We are especially interested in litters of red and cream pups right now, from breeds such as Golden Retrievers and/or Labrador Retrievers that specialize in yellow. Please email firstname.lastname@example.org if you are willing to help, and DNA brushes will be mailed to you if you currently have such a litter and are willling to send DNA and photos from each.
Note that although we appreciate your offer of an individual dog or dogs you own, we only want litters for our studies. If you are not the owner/breeder, please ask the owner to write instead. Finally, please do not post this call for samples on any chat list or message board. Breeders sincerely interested in coat color will find us. We do not have time to respond to flurries of chat list offers or explain why we need litters, including specific colors at a particular time. When and if we need individual samples, a call will be made by a breed club reprsentative on our behalf explaining in detail the type of sample needed at that particular time in a study.
Breed Clubs who want to better understand the genetics of coat color in their particular breed are encouraged to write for an information sheet explaining the samples required and the funding needed to undertake such a study. A breed club official should write, ideally suggesting a club coordinator for such a study.
If you are a researcher and want to be listed here, please send the coat color or pattern you are studying and I will post that and your email here also.

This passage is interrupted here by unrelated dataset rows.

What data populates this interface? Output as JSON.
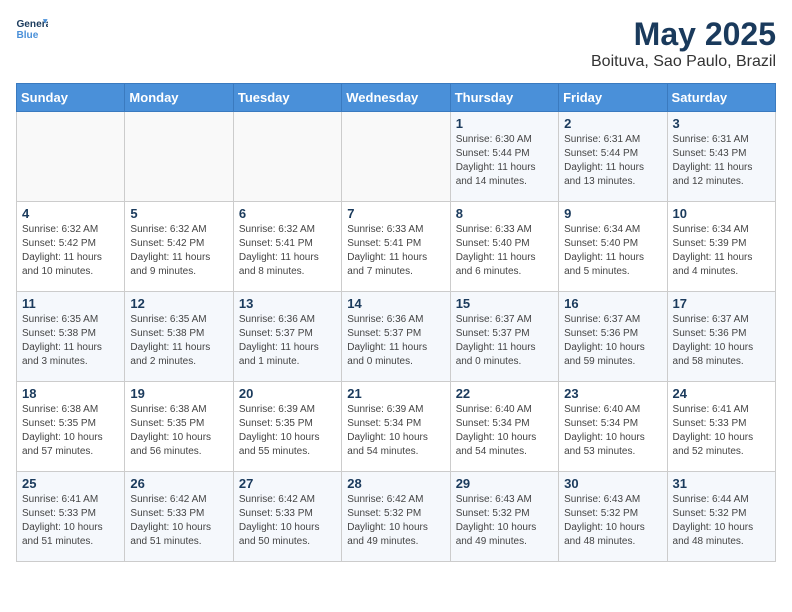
{
  "header": {
    "logo_line1": "General",
    "logo_line2": "Blue",
    "title": "May 2025",
    "subtitle": "Boituva, Sao Paulo, Brazil"
  },
  "weekdays": [
    "Sunday",
    "Monday",
    "Tuesday",
    "Wednesday",
    "Thursday",
    "Friday",
    "Saturday"
  ],
  "weeks": [
    [
      {
        "day": "",
        "info": ""
      },
      {
        "day": "",
        "info": ""
      },
      {
        "day": "",
        "info": ""
      },
      {
        "day": "",
        "info": ""
      },
      {
        "day": "1",
        "info": "Sunrise: 6:30 AM\nSunset: 5:44 PM\nDaylight: 11 hours and 14 minutes."
      },
      {
        "day": "2",
        "info": "Sunrise: 6:31 AM\nSunset: 5:44 PM\nDaylight: 11 hours and 13 minutes."
      },
      {
        "day": "3",
        "info": "Sunrise: 6:31 AM\nSunset: 5:43 PM\nDaylight: 11 hours and 12 minutes."
      }
    ],
    [
      {
        "day": "4",
        "info": "Sunrise: 6:32 AM\nSunset: 5:42 PM\nDaylight: 11 hours and 10 minutes."
      },
      {
        "day": "5",
        "info": "Sunrise: 6:32 AM\nSunset: 5:42 PM\nDaylight: 11 hours and 9 minutes."
      },
      {
        "day": "6",
        "info": "Sunrise: 6:32 AM\nSunset: 5:41 PM\nDaylight: 11 hours and 8 minutes."
      },
      {
        "day": "7",
        "info": "Sunrise: 6:33 AM\nSunset: 5:41 PM\nDaylight: 11 hours and 7 minutes."
      },
      {
        "day": "8",
        "info": "Sunrise: 6:33 AM\nSunset: 5:40 PM\nDaylight: 11 hours and 6 minutes."
      },
      {
        "day": "9",
        "info": "Sunrise: 6:34 AM\nSunset: 5:40 PM\nDaylight: 11 hours and 5 minutes."
      },
      {
        "day": "10",
        "info": "Sunrise: 6:34 AM\nSunset: 5:39 PM\nDaylight: 11 hours and 4 minutes."
      }
    ],
    [
      {
        "day": "11",
        "info": "Sunrise: 6:35 AM\nSunset: 5:38 PM\nDaylight: 11 hours and 3 minutes."
      },
      {
        "day": "12",
        "info": "Sunrise: 6:35 AM\nSunset: 5:38 PM\nDaylight: 11 hours and 2 minutes."
      },
      {
        "day": "13",
        "info": "Sunrise: 6:36 AM\nSunset: 5:37 PM\nDaylight: 11 hours and 1 minute."
      },
      {
        "day": "14",
        "info": "Sunrise: 6:36 AM\nSunset: 5:37 PM\nDaylight: 11 hours and 0 minutes."
      },
      {
        "day": "15",
        "info": "Sunrise: 6:37 AM\nSunset: 5:37 PM\nDaylight: 11 hours and 0 minutes."
      },
      {
        "day": "16",
        "info": "Sunrise: 6:37 AM\nSunset: 5:36 PM\nDaylight: 10 hours and 59 minutes."
      },
      {
        "day": "17",
        "info": "Sunrise: 6:37 AM\nSunset: 5:36 PM\nDaylight: 10 hours and 58 minutes."
      }
    ],
    [
      {
        "day": "18",
        "info": "Sunrise: 6:38 AM\nSunset: 5:35 PM\nDaylight: 10 hours and 57 minutes."
      },
      {
        "day": "19",
        "info": "Sunrise: 6:38 AM\nSunset: 5:35 PM\nDaylight: 10 hours and 56 minutes."
      },
      {
        "day": "20",
        "info": "Sunrise: 6:39 AM\nSunset: 5:35 PM\nDaylight: 10 hours and 55 minutes."
      },
      {
        "day": "21",
        "info": "Sunrise: 6:39 AM\nSunset: 5:34 PM\nDaylight: 10 hours and 54 minutes."
      },
      {
        "day": "22",
        "info": "Sunrise: 6:40 AM\nSunset: 5:34 PM\nDaylight: 10 hours and 54 minutes."
      },
      {
        "day": "23",
        "info": "Sunrise: 6:40 AM\nSunset: 5:34 PM\nDaylight: 10 hours and 53 minutes."
      },
      {
        "day": "24",
        "info": "Sunrise: 6:41 AM\nSunset: 5:33 PM\nDaylight: 10 hours and 52 minutes."
      }
    ],
    [
      {
        "day": "25",
        "info": "Sunrise: 6:41 AM\nSunset: 5:33 PM\nDaylight: 10 hours and 51 minutes."
      },
      {
        "day": "26",
        "info": "Sunrise: 6:42 AM\nSunset: 5:33 PM\nDaylight: 10 hours and 51 minutes."
      },
      {
        "day": "27",
        "info": "Sunrise: 6:42 AM\nSunset: 5:33 PM\nDaylight: 10 hours and 50 minutes."
      },
      {
        "day": "28",
        "info": "Sunrise: 6:42 AM\nSunset: 5:32 PM\nDaylight: 10 hours and 49 minutes."
      },
      {
        "day": "29",
        "info": "Sunrise: 6:43 AM\nSunset: 5:32 PM\nDaylight: 10 hours and 49 minutes."
      },
      {
        "day": "30",
        "info": "Sunrise: 6:43 AM\nSunset: 5:32 PM\nDaylight: 10 hours and 48 minutes."
      },
      {
        "day": "31",
        "info": "Sunrise: 6:44 AM\nSunset: 5:32 PM\nDaylight: 10 hours and 48 minutes."
      }
    ]
  ]
}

The table below shows the genes that have been found to cause some or all of the phenotypes Little (1957) assigned to particular loci. Additional genes in the pigmentation pathway have also been mapped but thus far have not been shown to explain any variable phenotype in dogs. The GenBank number relates to the mRNA sequence if one has been submitted or predicted.

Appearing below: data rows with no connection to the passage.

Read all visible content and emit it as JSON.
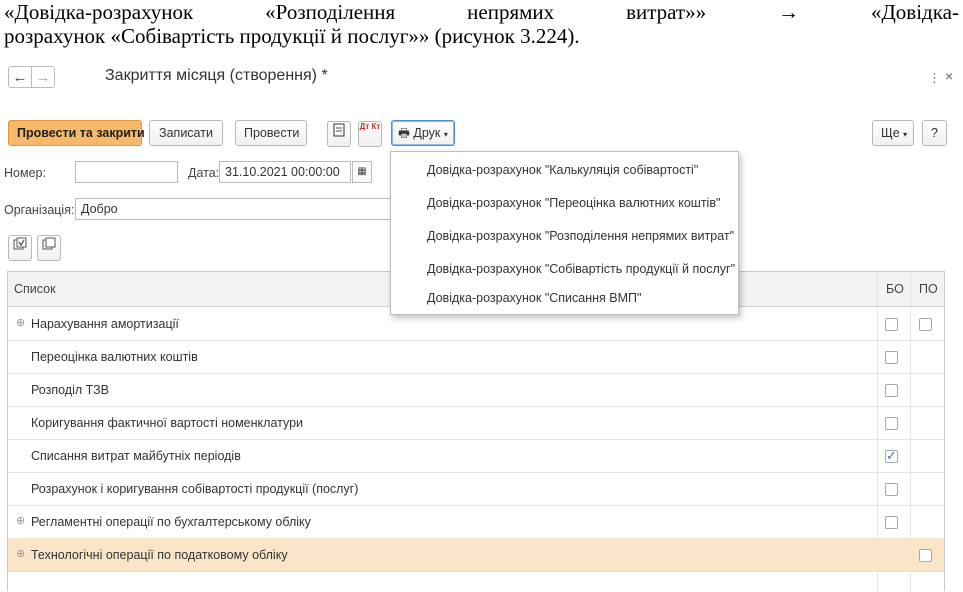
{
  "doc": {
    "line1_parts": [
      "«Довідка-розрахунок",
      "«Розподілення",
      "непрямих",
      "витрат»»",
      "→",
      "«Довідка-"
    ],
    "line2": "розрахунок «Собівартість продукції й послуг»» (рисунок 3.224)."
  },
  "window": {
    "title": "Закриття місяця (створення) *",
    "back_icon": "←",
    "forward_icon": "→",
    "menu_icon": "⋮",
    "close_icon": "×"
  },
  "toolbar": {
    "post_close": "Провести та закрити",
    "save": "Записати",
    "post": "Провести",
    "print": "Друк",
    "more": "Ще",
    "help": "?",
    "dtkt_label": "Дт Кт"
  },
  "print_menu": [
    "Довідка-розрахунок \"Калькуляція собівартості\"",
    "Довідка-розрахунок \"Переоцінка валютних коштів\"",
    "Довідка-розрахунок \"Розподілення непрямих витрат\"",
    "Довідка-розрахунок \"Собівартість продукції й послуг\"",
    "Довідка-розрахунок \"Списання ВМП\""
  ],
  "form": {
    "number_label": "Номер:",
    "number_value": "",
    "date_label": "Дата:",
    "date_value": "31.10.2021 00:00:00",
    "org_label": "Організація:",
    "org_value": "Добро"
  },
  "table": {
    "headers": {
      "list": "Список",
      "bo": "БО",
      "po": "ПО"
    },
    "rows": [
      {
        "name": "Нарахування амортизації",
        "expandable": true,
        "bo": false,
        "po": false,
        "has_po": true
      },
      {
        "name": "Переоцінка валютних коштів",
        "expandable": false,
        "bo": false,
        "has_po": false
      },
      {
        "name": "Розподіл ТЗВ",
        "expandable": false,
        "bo": false,
        "has_po": false
      },
      {
        "name": "Коригування фактичної вартості номенклатури",
        "expandable": false,
        "bo": false,
        "has_po": false
      },
      {
        "name": "Списання витрат майбутніх періодів",
        "expandable": false,
        "bo": true,
        "has_po": false
      },
      {
        "name": "Розрахунок і коригування собівартості продукції (послуг)",
        "expandable": false,
        "bo": false,
        "has_po": false
      },
      {
        "name": "Регламентні операції по бухгалтерському обліку",
        "expandable": true,
        "bo": false,
        "has_po": false
      },
      {
        "name": "Технологічні операції по податковому обліку",
        "expandable": true,
        "has_bo": false,
        "po": false,
        "has_po": true,
        "selected": true
      }
    ]
  }
}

|Little's Locus Symbol||Gene||Action||GenBank||Dog||Human|
|A for agouti||ASIP||hair changes color along its length or over parts of the body||NM_001007263||24||20q11|
|B for brown||TYRP1||brown or black eumelanin in dogs||AY052751||11||9p23|

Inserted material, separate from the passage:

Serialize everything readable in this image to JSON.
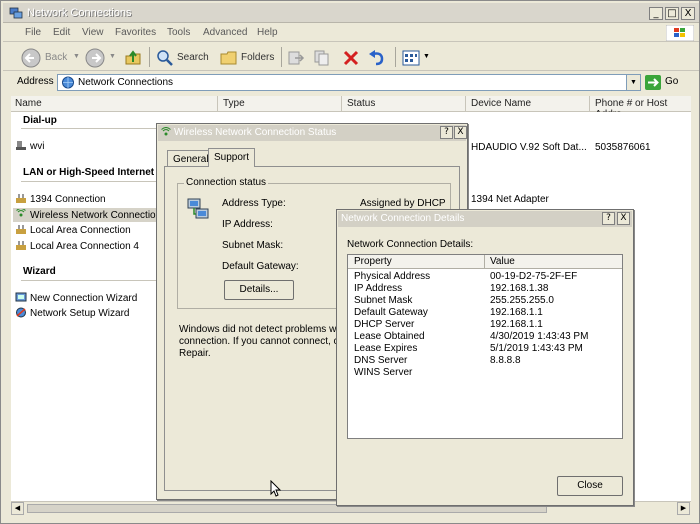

|C for color||?||some forms of albinism||-||-||-|
|D for dilute||MLPH||"leaden" in mice||AJ920333||25||2|
|E for extension||MC1R||eumelanin or phaeomelanin in dogs||NM_001014282||5||16q24|
|K for blacK||unpublished||dominant black and brindle in dogs||-||-||-|
|M for merle||PMEL17||merle||-||10||12q13-q14|
|S for spotting||MITF||some/all? forms of spotting||AY240952||20||3p|
|H?||PAX3||spotting in mouse||NM_001014282||37||2|
|R or T?||KITLG/MGF||roan in cattle||AY094361||15||12q22|
|?||KIT||white spotting in pigs and cattle||AY692084||13||4q12|
|?||EDNRB||overo in horses||XM_545664||22||13q22-q31|
|?||TYR||Siamese in cats||AY336053||21||11|
|?||DCT/TYRP2||greying in mice||NM_001048130||22||13q32|
|?||SLC45A2||Palamino in horses||NM_001037947||4||5|
|?||RAB27||ashen in mice||NM_001048130||30||15|
|?||MYO5||dilute in mice||NM_001048130||30||15|